Data records for software interfaces
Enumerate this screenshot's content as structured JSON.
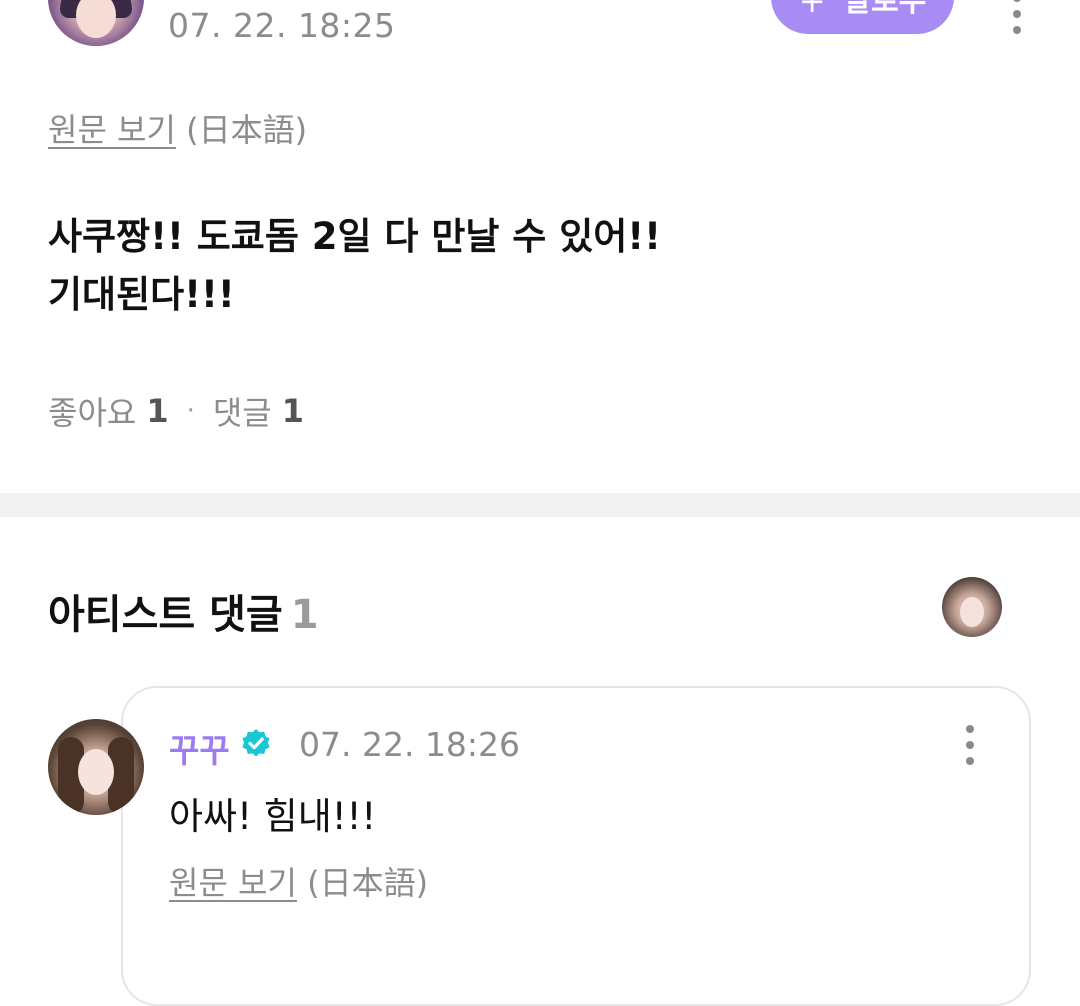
{
  "post": {
    "timestamp": "07. 22. 18:25",
    "follow_label": "팔로우",
    "follow_icon": "+",
    "view_original_label": "원문 보기",
    "original_language": "(日本語)",
    "body": "사쿠짱!! 도쿄돔 2일 다 만날 수 있어!!\n기대된다!!!",
    "likes_label": "좋아요",
    "likes_count": "1",
    "separator_dot": "·",
    "comments_label": "댓글",
    "comments_count": "1"
  },
  "artist_comments": {
    "title": "아티스트 댓글",
    "count": "1",
    "items": [
      {
        "author": "꾸꾸",
        "verified": true,
        "timestamp": "07. 22. 18:26",
        "body": "아싸! 힘내!!!",
        "view_original_label": "원문 보기",
        "original_language": "(日本語)"
      }
    ]
  },
  "icons": {
    "more": "more-vertical-icon",
    "verified": "verified-badge-icon"
  },
  "colors": {
    "accent": "#a88cf3",
    "artist_name": "#9c7cf4",
    "verified": "#19c6d6",
    "muted_text": "#8c8c8c",
    "separator": "#f2f2f3"
  }
}
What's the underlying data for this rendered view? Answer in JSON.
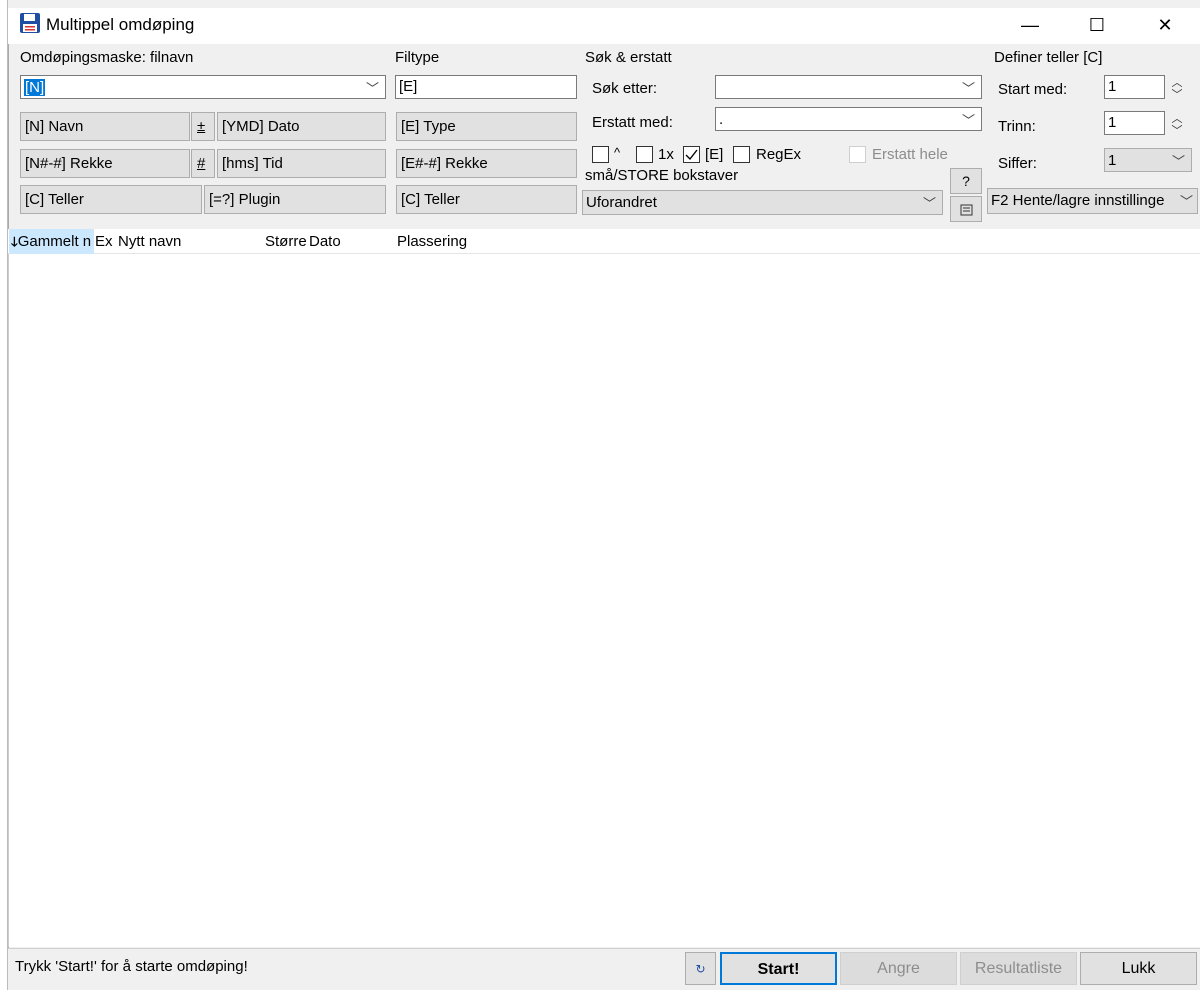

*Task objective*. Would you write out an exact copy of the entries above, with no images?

*Answer to the problem*.
Enumerate this screenshot's content as structured JSON.
{
  "post": {
    "timestamp": "07. 22. 18:25",
    "follow_label": "팔로우",
    "follow_icon": "+",
    "view_original_label": "원문 보기",
    "original_language": "(日本語)",
    "body": "사쿠짱!! 도쿄돔 2일 다 만날 수 있어!!\n기대된다!!!",
    "likes_label": "좋아요",
    "likes_count": "1",
    "separator_dot": "·",
    "comments_label": "댓글",
    "comments_count": "1"
  },
  "artist_comments": {
    "title": "아티스트 댓글",
    "count": "1",
    "items": [
      {
        "author": "꾸꾸",
        "verified": true,
        "timestamp": "07. 22. 18:26",
        "body": "아싸! 힘내!!!",
        "view_original_label": "원문 보기",
        "original_language": "(日本語)"
      }
    ]
  },
  "icons": {
    "more": "more-vertical-icon",
    "verified": "verified-badge-icon"
  },
  "colors": {
    "accent": "#a88cf3",
    "artist_name": "#9c7cf4",
    "verified": "#19c6d6",
    "muted_text": "#8c8c8c",
    "separator": "#f2f2f3"
  }
}
What's the underlying data for this rendered view? Answer in JSON.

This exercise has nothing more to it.